My mother cleared away bills and photos and books to reveal a coaster where she placed my mug of tea. I felt claustrophobic in the room, which had gained many items in my decade-long absence, but had lost none. At my feet, cookbooks and envelopes with crinkly, plastic windows spilled out from under the sofa. A thick Victorian area rug showed evidence of Ginger the cat, long dead. The walls were heavy with the same dark wood paneling that had loomed over my childhood. I was reminded of the invocation spoken ad nauseam by both my parents: We should Do Something about the Paneling. A proverb, not a prophecy.

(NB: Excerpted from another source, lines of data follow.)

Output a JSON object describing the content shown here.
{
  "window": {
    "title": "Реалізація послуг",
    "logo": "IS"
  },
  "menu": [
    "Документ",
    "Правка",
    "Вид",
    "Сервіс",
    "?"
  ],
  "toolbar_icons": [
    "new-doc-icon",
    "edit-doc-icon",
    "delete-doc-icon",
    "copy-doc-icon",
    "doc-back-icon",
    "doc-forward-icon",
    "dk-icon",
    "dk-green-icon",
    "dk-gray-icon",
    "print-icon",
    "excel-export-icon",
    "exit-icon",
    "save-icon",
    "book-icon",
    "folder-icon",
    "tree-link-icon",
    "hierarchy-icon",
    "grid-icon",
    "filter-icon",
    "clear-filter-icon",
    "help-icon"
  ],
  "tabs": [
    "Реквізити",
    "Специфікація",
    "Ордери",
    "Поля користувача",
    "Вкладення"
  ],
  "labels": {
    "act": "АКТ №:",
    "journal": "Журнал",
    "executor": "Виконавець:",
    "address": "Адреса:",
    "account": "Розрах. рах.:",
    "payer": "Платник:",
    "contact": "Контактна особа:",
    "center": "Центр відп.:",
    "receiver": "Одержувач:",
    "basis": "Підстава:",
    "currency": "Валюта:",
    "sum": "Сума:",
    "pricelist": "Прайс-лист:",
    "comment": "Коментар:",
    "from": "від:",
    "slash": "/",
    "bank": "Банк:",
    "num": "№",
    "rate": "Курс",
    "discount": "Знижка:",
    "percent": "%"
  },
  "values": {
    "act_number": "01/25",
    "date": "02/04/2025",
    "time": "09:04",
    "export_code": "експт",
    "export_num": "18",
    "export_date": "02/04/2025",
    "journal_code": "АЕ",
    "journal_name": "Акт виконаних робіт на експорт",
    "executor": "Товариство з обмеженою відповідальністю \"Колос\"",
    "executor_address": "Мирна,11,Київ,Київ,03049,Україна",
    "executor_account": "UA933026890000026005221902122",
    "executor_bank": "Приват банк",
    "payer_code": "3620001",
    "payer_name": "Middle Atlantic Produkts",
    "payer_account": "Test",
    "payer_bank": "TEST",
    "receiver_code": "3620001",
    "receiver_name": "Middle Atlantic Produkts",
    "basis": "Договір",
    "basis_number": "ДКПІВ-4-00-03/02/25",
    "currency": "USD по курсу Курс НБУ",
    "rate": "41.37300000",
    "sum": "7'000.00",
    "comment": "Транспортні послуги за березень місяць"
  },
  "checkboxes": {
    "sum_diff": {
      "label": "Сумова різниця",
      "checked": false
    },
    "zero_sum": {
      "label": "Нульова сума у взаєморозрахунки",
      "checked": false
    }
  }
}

As I suggested on Friday, I’m going to be working with characterization for a while. For this piece I began by writing down everything I could think of about my mother. Then, I tried to choose a scene that would naturally include a handful of those things. I’m not getting to the core of what I’m trying to do, though. It’s still a very simplistic, what-I-would-normally-do treatment of the subject. I’ve told you my mother is a hoarder who doesn’t like change, but I haven’t made you love her. There are other details you could pick out, but she’s not a sympathetic character here. She’s also not the focus—the room is. That’s where I’m failing. My interpretation of a room which gives hints about my mother’s character, is not “my mother.”
If you’d like, you can share your work with me here.